Protesters shouting anti-government slogans in Tahrir Square
The official result of Egypt's hotly disputed presidential election is due to be announced - a week after the polls closed.
Ahead of the declaration by the country's electoral commission at 3pm (2pm BST), thousands of supporters of the Muslim Brotherhood spent another night protesting in Cairo's Tahrir Square, warning against any attempt by the ruling military to "steal" the election, reports Sky News.
The initial count of the votes suggested a clear win for the Islamist movement's Mohamed Morsi.
But his rival, Ahmed Shafiq - ousted President Hosni Mubarak's former Prime Minister - also claimed victory.
The result was delayed, supposedly to allow the investigation of allegations of fraud.
Adding to the tension, Egypt's generals this week issued a decree, granting themselves the powers that had been assigned to the parliament - effectively limiting the role of the new president.
The move followed a court ruling, ordering the dissolution of the Islamist dominated legislature over irregularities during the parliamentary elections earlier this year.
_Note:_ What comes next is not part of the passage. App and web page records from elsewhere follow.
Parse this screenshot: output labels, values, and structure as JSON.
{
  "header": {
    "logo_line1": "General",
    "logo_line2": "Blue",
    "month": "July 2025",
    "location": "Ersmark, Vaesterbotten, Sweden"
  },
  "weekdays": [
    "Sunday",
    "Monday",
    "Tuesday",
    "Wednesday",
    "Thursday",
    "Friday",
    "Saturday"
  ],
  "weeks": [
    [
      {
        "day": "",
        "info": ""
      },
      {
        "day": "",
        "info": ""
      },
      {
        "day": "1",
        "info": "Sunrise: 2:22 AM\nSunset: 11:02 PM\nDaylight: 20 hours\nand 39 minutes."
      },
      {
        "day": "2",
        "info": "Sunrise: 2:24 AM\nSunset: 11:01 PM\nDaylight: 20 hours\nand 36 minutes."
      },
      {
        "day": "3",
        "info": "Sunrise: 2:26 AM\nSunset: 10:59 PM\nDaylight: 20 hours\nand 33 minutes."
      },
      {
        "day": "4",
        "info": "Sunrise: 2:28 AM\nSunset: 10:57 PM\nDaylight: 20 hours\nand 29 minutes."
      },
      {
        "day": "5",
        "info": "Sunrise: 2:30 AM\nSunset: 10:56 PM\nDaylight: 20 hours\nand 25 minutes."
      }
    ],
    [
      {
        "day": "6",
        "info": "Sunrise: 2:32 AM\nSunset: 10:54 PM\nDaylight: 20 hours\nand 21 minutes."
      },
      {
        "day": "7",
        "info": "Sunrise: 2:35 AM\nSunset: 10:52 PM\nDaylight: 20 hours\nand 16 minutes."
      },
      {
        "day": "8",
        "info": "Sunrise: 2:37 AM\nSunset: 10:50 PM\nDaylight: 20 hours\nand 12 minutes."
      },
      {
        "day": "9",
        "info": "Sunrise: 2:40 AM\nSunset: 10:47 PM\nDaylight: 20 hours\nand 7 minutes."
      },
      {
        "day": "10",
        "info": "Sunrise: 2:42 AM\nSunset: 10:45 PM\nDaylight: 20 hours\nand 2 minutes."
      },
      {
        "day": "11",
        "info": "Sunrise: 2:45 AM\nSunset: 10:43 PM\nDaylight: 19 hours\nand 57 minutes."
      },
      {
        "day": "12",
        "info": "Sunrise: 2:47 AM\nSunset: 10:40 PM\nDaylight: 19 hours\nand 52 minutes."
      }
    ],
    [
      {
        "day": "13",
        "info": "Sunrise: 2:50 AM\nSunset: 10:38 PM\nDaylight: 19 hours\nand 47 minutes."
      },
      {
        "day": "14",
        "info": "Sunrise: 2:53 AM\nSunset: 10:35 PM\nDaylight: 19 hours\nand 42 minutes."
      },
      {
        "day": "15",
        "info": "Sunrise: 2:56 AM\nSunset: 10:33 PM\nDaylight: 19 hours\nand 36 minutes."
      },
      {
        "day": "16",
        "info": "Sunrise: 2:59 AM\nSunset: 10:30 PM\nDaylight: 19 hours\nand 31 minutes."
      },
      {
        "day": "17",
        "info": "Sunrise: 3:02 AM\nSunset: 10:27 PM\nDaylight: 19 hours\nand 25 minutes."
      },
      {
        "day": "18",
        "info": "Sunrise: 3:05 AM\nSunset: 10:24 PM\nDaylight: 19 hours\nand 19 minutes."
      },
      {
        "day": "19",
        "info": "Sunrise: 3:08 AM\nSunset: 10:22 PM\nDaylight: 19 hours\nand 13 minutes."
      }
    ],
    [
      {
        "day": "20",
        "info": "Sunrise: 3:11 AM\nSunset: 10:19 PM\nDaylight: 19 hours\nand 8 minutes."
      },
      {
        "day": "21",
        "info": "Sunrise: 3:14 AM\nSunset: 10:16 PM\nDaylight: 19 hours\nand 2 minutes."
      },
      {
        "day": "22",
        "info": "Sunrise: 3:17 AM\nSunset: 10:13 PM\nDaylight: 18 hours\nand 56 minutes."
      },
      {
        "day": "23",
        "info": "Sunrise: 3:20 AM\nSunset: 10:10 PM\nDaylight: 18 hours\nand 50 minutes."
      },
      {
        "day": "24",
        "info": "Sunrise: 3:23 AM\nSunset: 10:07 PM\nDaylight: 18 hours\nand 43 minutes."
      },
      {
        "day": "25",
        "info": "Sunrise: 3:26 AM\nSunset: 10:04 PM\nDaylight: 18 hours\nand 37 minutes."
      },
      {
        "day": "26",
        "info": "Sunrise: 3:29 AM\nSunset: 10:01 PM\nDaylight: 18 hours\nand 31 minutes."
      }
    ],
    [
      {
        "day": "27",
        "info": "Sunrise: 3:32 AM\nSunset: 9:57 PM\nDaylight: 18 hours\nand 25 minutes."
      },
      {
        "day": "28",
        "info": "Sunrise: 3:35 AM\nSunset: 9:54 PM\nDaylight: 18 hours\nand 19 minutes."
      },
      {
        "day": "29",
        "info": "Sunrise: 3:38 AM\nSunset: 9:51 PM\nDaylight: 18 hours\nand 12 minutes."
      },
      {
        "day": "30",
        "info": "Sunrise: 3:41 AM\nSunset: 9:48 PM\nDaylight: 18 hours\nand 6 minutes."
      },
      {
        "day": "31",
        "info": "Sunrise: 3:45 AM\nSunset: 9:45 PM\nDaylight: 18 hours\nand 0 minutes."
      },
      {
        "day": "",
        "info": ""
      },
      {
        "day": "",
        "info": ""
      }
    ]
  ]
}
On Friday, the military said the decree was necessary because Egypt was going through a "critical" period.
Behind the scenes, the military leaders and the Muslim Brotherhood have reportedly held days of talks to try to reach a compromise.
The generals are said to have urged the Islamist movement to accept what would effectively be a power sharing deal with the military.
Analysts have suggested that the presidency will be awarded to Ahmed Shafiq if the Muslim Brotherhood does not agree.
But the Islamist movement has also demonstrated its strength over the past week by calling thousands of its supporters out onto the streets.
The protests seem designed to send a warning of mass unrest if Mohamed Morsi is not declared the winner.
The military says it will deal with any attempt to harm the public interest with a "firm hand".
Many Egyptians are dismayed that what was billed as their first democratic presidential election has turned into a power struggle between the military and the Muslim Brotherhood - the same forces that faced off under the old regime.
Moderate, secular Egyptians are alarmed at the prospect of Islamist rule, but many also fear a return to the repression of the Hosni Mubarak era which last year's revolution was meant to have brought to an end.